CT (Computed Tomography) angiography (CTA) is an examination that uses x-rays to visualize blood flow in arterial vessels throughout the body, from arteries serving the brain to those bringing blood to the lungs, kidneys, arms and legs. CT combines the uses of x-rays with computerized analysis of the images. Beams of x-rays are passed from a rotating device throughout the area of interest in the body from several different angles in order to create cross-sectional images. These images are assembled by computer into a three-dimensional picture of the area being studied. CTA is much less invasive and more patient friendly than catheter angiography.
CTA is frequently used to screen for arterial disease. It is commonly used to:
Examine the pulmonary arteries in the lungs to rule out pulmonary embolism.
Visualize blood flow in the renal arteries in patients with high blood pressure and those suspected of having a kidney disorder.
Identify aneurysms in the aorta or in other major blood vessels.
Identify dissection(peeling away of the layers of the artery) in the aorta or its major branches.
Identify a small neurysm or arterio-venous malfunction inside the brain that can be life-threatening.
Detect narrowing or obstruction of arteries in the pelvis and in the carotid arteries bringing blood from the heart to the brain.
To help surgeons assess details of the arteries prior to tumor surgery.
Depending on the part of the body to be studied, you may be asked to take only clear liquids by mouth before the CTA. Approximately 20 minutes to one hour should be allowed for the examination. You may be at The Radiology Clinic longer than that due to check-in and interview with the technologist.
If you have children, please make arrangements for childcare, as there are no childcare facilities on site.
What to Expect
CTA takes about 10 to 25 minutes from the time the actual examination begins. Overall, you can expect to be in or near the examining room for 20 to 60 minutes. You may feel warm all over when the contrast material is injected before the scan, but you should not feel pain at any time.
The CT machine resembles a large standing donut, called the gantry, with a table positioned through its center. The gantry houses the rotating x-ray tube and detectors. You will be instructed to lie as still as possible on the examination table. During the exam you will be asked to take remove your glasses, hearing aids or any removable dental work.
You will be moved slowly into the gantry. You will see the CT rotating around you and hear the CT machine make a whirring sound, while the tube moves around your body. There is no discomfort associated wit the CT scan itself.
The technologist will not be in the examination room with you, but he or she will be able to see, hear, and speak to you at all times using an intercom.
You can eat immediately following the scan. It is very important to increase the amount of water you drink for several days after the exam.

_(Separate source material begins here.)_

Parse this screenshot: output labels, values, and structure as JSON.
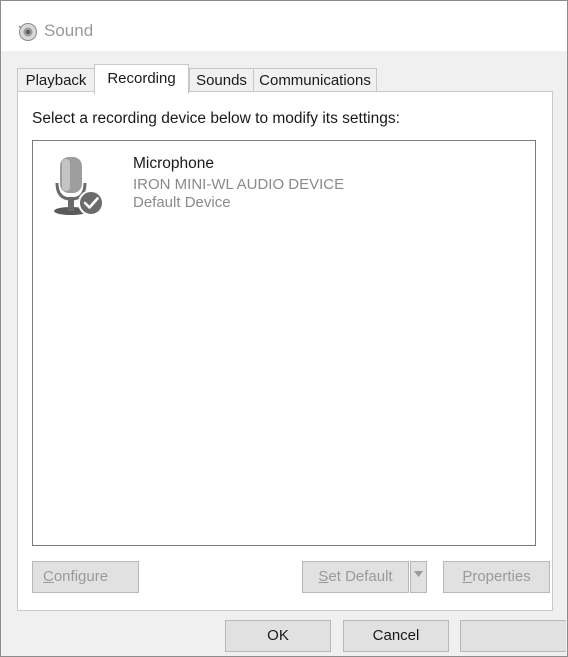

Your referring physician will be provided results 2 - 3 working days after the procedure.
If you are pregnant or feel you may be pregnant, please notifiy the technologist prior to your exam.
The Radiology Clinic is accredited by the American College of Radiology.